The position of Technical Director (TD) can be one of the most demanding on the production staff, requiring specific skills and a substantial time commitment. The TD should be a leader capable of initiating and sustaining the build and installation process. This entails goal setting, organizing a team, monitoring the workflow, and seeing that all work is completed safely. The construction skills needed for a specific production will depend upon the scale and nature of the production. A UP Technical Director will provide instruction and guidance as needed.
Three tools may be used on the Yale campus without direct supervision by a UP Technical Director: a jigsaw, cordless drill, and palm sander.
In consultation with a UP Technical Director the student TD will be required to estimate materials and labor budgets for the production, working from plans provided by the set designer and so should be familiar with able to read and interpret basic ground plans sections and design elevations. They will also be required to prepare working shop or construction drawings and so should have basic drafting skills. A working knowledge of Google SketchUp can make this job much easier as each venue has an existing 3-D SketchUp model to work with. Hand drafting, AutoCAD or Vectorworks are also acceptable methods of creating drawings. A drafting table and a computer with these drafting programs are available in the UP offices in the Broadway Rehearsal Lofts.
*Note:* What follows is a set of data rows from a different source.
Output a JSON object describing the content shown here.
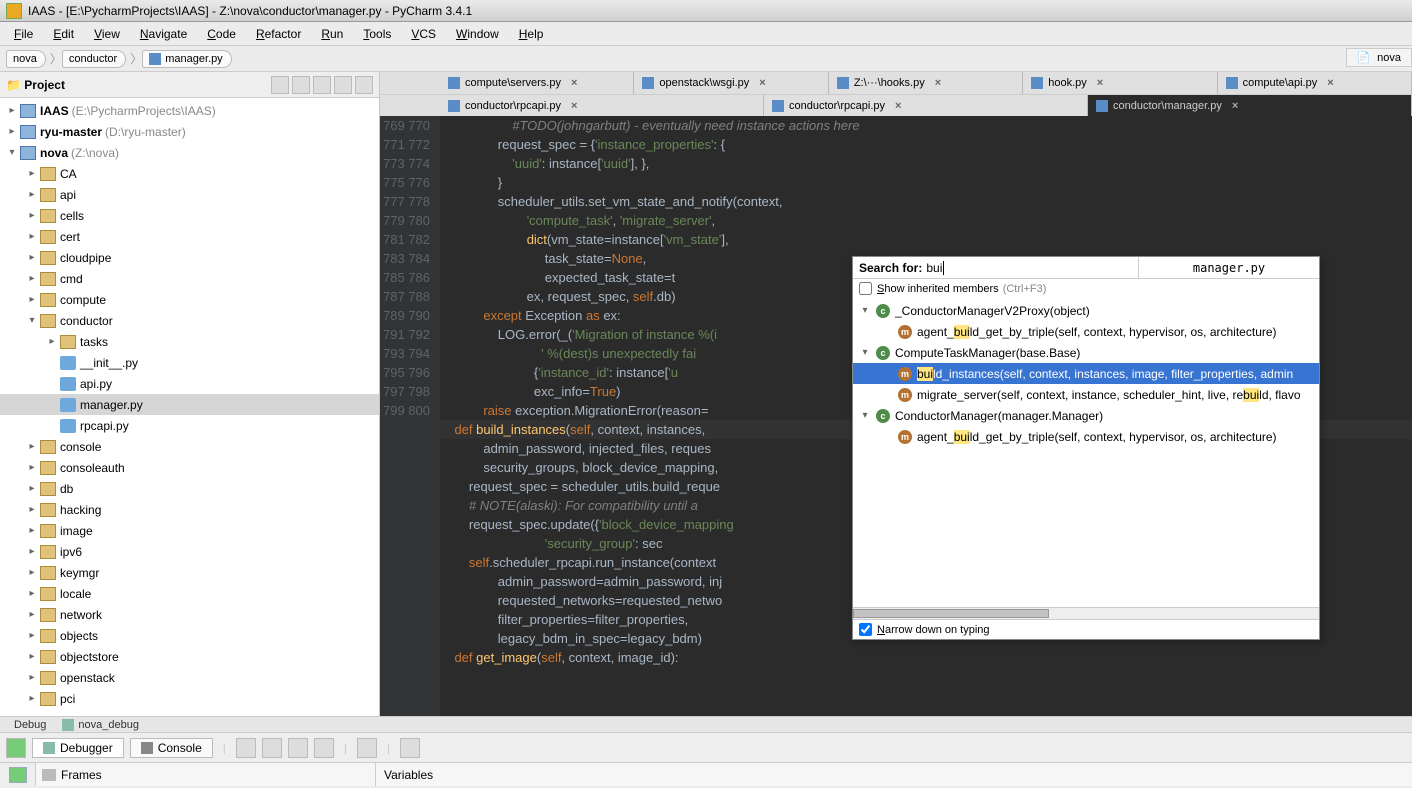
{
  "title": "IAAS - [E:\\PycharmProjects\\IAAS] - Z:\\nova\\conductor\\manager.py - PyCharm 3.4.1",
  "menu": [
    "File",
    "Edit",
    "View",
    "Navigate",
    "Code",
    "Refactor",
    "Run",
    "Tools",
    "VCS",
    "Window",
    "Help"
  ],
  "breadcrumbs": [
    "nova",
    "conductor",
    "manager.py"
  ],
  "right_nav": "nova",
  "project_panel_title": "Project",
  "tree": [
    {
      "d": 0,
      "tw": "▸",
      "ic": "mod",
      "bold": "IAAS",
      "grey": " (E:\\PycharmProjects\\IAAS)"
    },
    {
      "d": 0,
      "tw": "▸",
      "ic": "mod",
      "bold": "ryu-master",
      "grey": " (D:\\ryu-master)"
    },
    {
      "d": 0,
      "tw": "▾",
      "ic": "mod",
      "bold": "nova",
      "grey": " (Z:\\nova)"
    },
    {
      "d": 1,
      "tw": "▸",
      "ic": "fld",
      "lbl": "CA"
    },
    {
      "d": 1,
      "tw": "▸",
      "ic": "fld",
      "lbl": "api"
    },
    {
      "d": 1,
      "tw": "▸",
      "ic": "fld",
      "lbl": "cells"
    },
    {
      "d": 1,
      "tw": "▸",
      "ic": "fld",
      "lbl": "cert"
    },
    {
      "d": 1,
      "tw": "▸",
      "ic": "fld",
      "lbl": "cloudpipe"
    },
    {
      "d": 1,
      "tw": "▸",
      "ic": "fld",
      "lbl": "cmd"
    },
    {
      "d": 1,
      "tw": "▸",
      "ic": "fld",
      "lbl": "compute"
    },
    {
      "d": 1,
      "tw": "▾",
      "ic": "fld",
      "lbl": "conductor"
    },
    {
      "d": 2,
      "tw": "▸",
      "ic": "fld",
      "lbl": "tasks"
    },
    {
      "d": 2,
      "tw": "",
      "ic": "py",
      "lbl": "__init__.py"
    },
    {
      "d": 2,
      "tw": "",
      "ic": "py",
      "lbl": "api.py"
    },
    {
      "d": 2,
      "tw": "",
      "ic": "py",
      "lbl": "manager.py",
      "sel": true
    },
    {
      "d": 2,
      "tw": "",
      "ic": "py",
      "lbl": "rpcapi.py"
    },
    {
      "d": 1,
      "tw": "▸",
      "ic": "fld",
      "lbl": "console"
    },
    {
      "d": 1,
      "tw": "▸",
      "ic": "fld",
      "lbl": "consoleauth"
    },
    {
      "d": 1,
      "tw": "▸",
      "ic": "fld",
      "lbl": "db"
    },
    {
      "d": 1,
      "tw": "▸",
      "ic": "fld",
      "lbl": "hacking"
    },
    {
      "d": 1,
      "tw": "▸",
      "ic": "fld",
      "lbl": "image"
    },
    {
      "d": 1,
      "tw": "▸",
      "ic": "fld",
      "lbl": "ipv6"
    },
    {
      "d": 1,
      "tw": "▸",
      "ic": "fld",
      "lbl": "keymgr"
    },
    {
      "d": 1,
      "tw": "▸",
      "ic": "fld",
      "lbl": "locale"
    },
    {
      "d": 1,
      "tw": "▸",
      "ic": "fld",
      "lbl": "network"
    },
    {
      "d": 1,
      "tw": "▸",
      "ic": "fld",
      "lbl": "objects"
    },
    {
      "d": 1,
      "tw": "▸",
      "ic": "fld",
      "lbl": "objectstore"
    },
    {
      "d": 1,
      "tw": "▸",
      "ic": "fld",
      "lbl": "openstack"
    },
    {
      "d": 1,
      "tw": "▸",
      "ic": "fld",
      "lbl": "pci"
    }
  ],
  "tabs_row1": [
    {
      "label": "compute\\servers.py",
      "closable": true
    },
    {
      "label": "openstack\\wsgi.py",
      "closable": true
    },
    {
      "label": "Z:\\···\\hooks.py",
      "closable": true
    },
    {
      "label": "hook.py",
      "closable": true
    },
    {
      "label": "compute\\api.py",
      "closable": true
    }
  ],
  "tabs_row2": [
    {
      "label": "conductor\\rpcapi.py",
      "closable": true
    },
    {
      "label": "conductor\\rpcapi.py",
      "closable": true
    },
    {
      "label": "conductor\\manager.py",
      "closable": true,
      "active": true
    }
  ],
  "gutter_start": 769,
  "gutter_end": 800,
  "code_lines": [
    {
      "t": "                    #TODO(johngarbutt) - eventually need instance actions here",
      "cls": "c"
    },
    {
      "t": "                request_spec = {'instance_properties': {",
      "seg": [
        [
          "                ",
          ""
        ],
        [
          "request_spec = {",
          ""
        ],
        [
          "'instance_properties'",
          "s"
        ],
        [
          ": {",
          ""
        ]
      ]
    },
    {
      "t": "                    'uuid': instance['uuid'], },",
      "seg": [
        [
          "                    ",
          ""
        ],
        [
          "'uuid'",
          "s"
        ],
        [
          ": instance[",
          ""
        ],
        [
          "'uuid'",
          "s"
        ],
        [
          "], },",
          ""
        ]
      ]
    },
    {
      "t": "                }",
      "seg": [
        [
          "                }",
          ""
        ]
      ]
    },
    {
      "t": "                scheduler_utils.set_vm_state_and_notify(context,",
      "seg": [
        [
          "                scheduler_utils.set_vm_state_and_notify(context,",
          ""
        ]
      ]
    },
    {
      "t": "                        'compute_task', 'migrate_server',",
      "seg": [
        [
          "                        ",
          ""
        ],
        [
          "'compute_task'",
          "s"
        ],
        [
          ", ",
          ""
        ],
        [
          "'migrate_server'",
          "s"
        ],
        [
          ",",
          ""
        ]
      ]
    },
    {
      "t": "                        dict(vm_state=instance['vm_state'],",
      "seg": [
        [
          "                        ",
          ""
        ],
        [
          "dict",
          "fn"
        ],
        [
          "(vm_state=instance[",
          ""
        ],
        [
          "'vm_state'",
          "s"
        ],
        [
          "],",
          ""
        ]
      ]
    },
    {
      "t": "                             task_state=None,",
      "seg": [
        [
          "                             task_state=",
          ""
        ],
        [
          "None",
          "kw"
        ],
        [
          ",",
          ""
        ]
      ]
    },
    {
      "t": "                             expected_task_state=t",
      "seg": [
        [
          "                             expected_task_state=t",
          ""
        ]
      ]
    },
    {
      "t": "                        ex, request_spec, self.db)",
      "seg": [
        [
          "                        ex, request_spec, ",
          ""
        ],
        [
          "self",
          "kw"
        ],
        [
          ".db)",
          ""
        ]
      ]
    },
    {
      "t": "            except Exception as ex:",
      "seg": [
        [
          "            ",
          ""
        ],
        [
          "except",
          "kw"
        ],
        [
          " Exception ",
          ""
        ],
        [
          "as",
          "kw"
        ],
        [
          " ex:",
          ""
        ]
      ]
    },
    {
      "t": "                LOG.error(_('Migration of instance %(i",
      "seg": [
        [
          "                LOG.error(_(",
          ""
        ],
        [
          "'Migration of instance %(i",
          "s"
        ]
      ]
    },
    {
      "t": "                            ' %(dest)s unexpectedly fai",
      "seg": [
        [
          "                            ",
          ""
        ],
        [
          "' %(dest)s unexpectedly fai",
          "s"
        ]
      ]
    },
    {
      "t": "                          {'instance_id': instance['u",
      "seg": [
        [
          "                          {",
          ""
        ],
        [
          "'instance_id'",
          "s"
        ],
        [
          ": instance[",
          ""
        ],
        [
          "'u",
          "s"
        ]
      ]
    },
    {
      "t": "                          exc_info=True)",
      "seg": [
        [
          "                          exc_info=",
          ""
        ],
        [
          "True",
          "kw"
        ],
        [
          ")",
          ""
        ]
      ]
    },
    {
      "t": "            raise exception.MigrationError(reason=",
      "seg": [
        [
          "            ",
          ""
        ],
        [
          "raise",
          "kw"
        ],
        [
          " exception.MigrationError(reason=",
          ""
        ]
      ]
    },
    {
      "t": "",
      "seg": [
        [
          "",
          ""
        ]
      ]
    },
    {
      "t": "    def build_instances(self, context, instances,",
      "seg": [
        [
          "    ",
          ""
        ],
        [
          "def",
          "kw"
        ],
        [
          " ",
          ""
        ],
        [
          "build_instances",
          "fn"
        ],
        [
          "(",
          ""
        ],
        [
          "self",
          "kw"
        ],
        [
          ", context, instances,",
          ""
        ]
      ],
      "hl": true
    },
    {
      "t": "            admin_password, injected_files, reques",
      "seg": [
        [
          "            admin_password, injected_files, reques",
          ""
        ]
      ]
    },
    {
      "t": "            security_groups, block_device_mapping,",
      "seg": [
        [
          "            security_groups, block_device_mapping,",
          ""
        ]
      ]
    },
    {
      "t": "        request_spec = scheduler_utils.build_reque",
      "seg": [
        [
          "        request_spec = scheduler_utils.build_reque",
          ""
        ]
      ]
    },
    {
      "t": "",
      "seg": [
        [
          "",
          ""
        ]
      ]
    },
    {
      "t": "        # NOTE(alaski): For compatibility until a ",
      "cls": "c"
    },
    {
      "t": "        request_spec.update({'block_device_mapping",
      "seg": [
        [
          "        request_spec.update({",
          ""
        ],
        [
          "'block_device_mapping",
          "s"
        ]
      ]
    },
    {
      "t": "                             'security_group': sec",
      "seg": [
        [
          "                             ",
          ""
        ],
        [
          "'security_group'",
          "s"
        ],
        [
          ": sec",
          ""
        ]
      ]
    },
    {
      "t": "        self.scheduler_rpcapi.run_instance(context",
      "seg": [
        [
          "        ",
          ""
        ],
        [
          "self",
          "kw"
        ],
        [
          ".scheduler_rpcapi.run_instance(context",
          ""
        ]
      ]
    },
    {
      "t": "                admin_password=admin_password, inj",
      "seg": [
        [
          "                admin_password=admin_password, inj",
          ""
        ]
      ]
    },
    {
      "t": "                requested_networks=requested_netwo",
      "seg": [
        [
          "                requested_networks=requested_netwo",
          ""
        ]
      ]
    },
    {
      "t": "                filter_properties=filter_properties,",
      "seg": [
        [
          "                filter_properties=filter_properties,",
          ""
        ]
      ]
    },
    {
      "t": "                legacy_bdm_in_spec=legacy_bdm)",
      "seg": [
        [
          "                legacy_bdm_in_spec=legacy_bdm)",
          ""
        ]
      ]
    },
    {
      "t": "",
      "seg": [
        [
          "",
          ""
        ]
      ]
    },
    {
      "t": "    def get_image(self, context, image_id):",
      "seg": [
        [
          "    ",
          ""
        ],
        [
          "def",
          "kw"
        ],
        [
          " ",
          ""
        ],
        [
          "get_image",
          "fn"
        ],
        [
          "(",
          ""
        ],
        [
          "self",
          "kw"
        ],
        [
          ", context, image_id):",
          ""
        ]
      ]
    }
  ],
  "popup": {
    "search_label": "Search for:",
    "search_value": "bui",
    "file": "manager.py",
    "inherited_label": "Show inherited members",
    "inherited_hint": "(Ctrl+F3)",
    "narrow_label": "Narrow down on typing",
    "nodes": [
      {
        "d": 0,
        "tw": "▾",
        "ic": "c",
        "pre": "_ConductorManagerV2Proxy",
        "post": "(object)"
      },
      {
        "d": 1,
        "tw": "",
        "ic": "m",
        "pre": "agent_",
        "hl": "bui",
        "post": "ld_get_by_triple(self, context, hypervisor, os, architecture)"
      },
      {
        "d": 0,
        "tw": "▾",
        "ic": "c",
        "pre": "ComputeTaskManager",
        "post": "(base.Base)"
      },
      {
        "d": 1,
        "tw": "",
        "ic": "m",
        "pre": "",
        "hl": "bui",
        "post": "ld_instances(self, context, instances, image, filter_properties, admin",
        "sel": true
      },
      {
        "d": 1,
        "tw": "",
        "ic": "m",
        "pre": "migrate_server(self, context, instance, scheduler_hint, live, re",
        "hl": "bui",
        "post": "ld, flavo"
      },
      {
        "d": 0,
        "tw": "▾",
        "ic": "c",
        "pre": "ConductorManager",
        "post": "(manager.Manager)"
      },
      {
        "d": 1,
        "tw": "",
        "ic": "m",
        "pre": "agent_",
        "hl": "bui",
        "post": "ld_get_by_triple(self, context, hypervisor, os, architecture)"
      }
    ]
  },
  "bottom_tabs": [
    "Debug",
    "nova_debug"
  ],
  "debugger_tabs": [
    "Debugger",
    "Console"
  ],
  "frames_label": "Frames",
  "variables_label": "Variables"
}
The UP Technical Directors can assist with this process.
In preparation for the UP plan review, utilize the ground plan sketch and elevation sketches provided by the scenic designer to create the construction drawings required for UP approval. Again, the UP Technical Director can assist in creating these drawings. Further assistance and support can be found by joining the Student Technical Working Groupwhich meets on a regular basis in the Broadway Rehearsal Lofts. The Yale Drama Coalition and the Yale Dramatic Association are also good sources of support and information.
The following is a sample timeline. Your timeline will depend upon the scale and scope of your production.
Six Weeks Prior to Performance
- Participate in production design meetings with the producer and design staff to obtain a clearer understanding of the intended scope of the project and how this may relate to available skill sets.
- Begin to assemble a build crew.
Five Weeks Prior to Performance
- Seek training assistance as needed.
- Continue to assemble a crew.
Four Weeks Prior to Performance
- Secure a complete set of design plans, including ground plan and elevations from the scenic designer.
- Begin to break the set design down into manageable projects.
- Estimate materials and labor for each individual project.
- Adjust plans so that material and labor budgets can be managed through available funds.
- Assess available crew and report any problems to the producer. Consult a UP Technical Director for assistance.
- Complete working build drawings for each project in order of build schedule and secure materials.
Three Weeks Prior to Performance
- Ensure working drawings are complete ahead of scheduled build time.
- Assign work projects to crew. Begin set building.
- Monitor progress in relation to build schedule.
- Monitor material levels and supplement as needed.
- Attend production meetings, keep staff up to date on the build progress, and report progress to the UP Technical Director.
Two Weeks Prior to Performance
- Evaluate build progress.
- If progress is not satisfactory consult with the producer and production staff for assistance in identifying problems and finding solutions.
- Make adjustments to building project as required.
- Report progress to the UP Technical Director.
One Week Prior to Performance
- Plan load-in process with production staff and review with UP Technical Director.
- Schedule load in-crew.
- Assemble materials and tools required for load-in.
- Provide overview of the load-in process to crew before starting work.
- Ensure crew is aware of general safety guidelines, dressed appropriately, and using required personal protective equipment.
- Coordinate set crew work with other crews that may be working in the production space.
- Be sure work area is cleaned completely at the end of each work session.
- Monitor work progress with producer and other staff as appropriate.
- Inform producer and UP Technical Director when work is complete.
- Familiarize the Stage Manager with all elements of the installation. Assist with training of stage crew as needed.
- Assist with the integration of technical elements into the rehearsal process.
- Make note of any adjustments that may be required.
Work Note Calls
- Lead work sessions as needed to make required adjustments to set installation.
- Notify producer when work is complete.
Load-Out / Strike
- Attend strike meeting to coordinate load-out process with other crew heads.
- Oversee and coordinate set crew work, paying special attention to all safety concerns.
- Coordinate with theater manager to ensure adherence to all guidelines for disposal of debris.
- Once work is complete and production space is clean and orderly confirm condition with theater manager.
- Arrange for return of all rented or borrowed tools or equipment.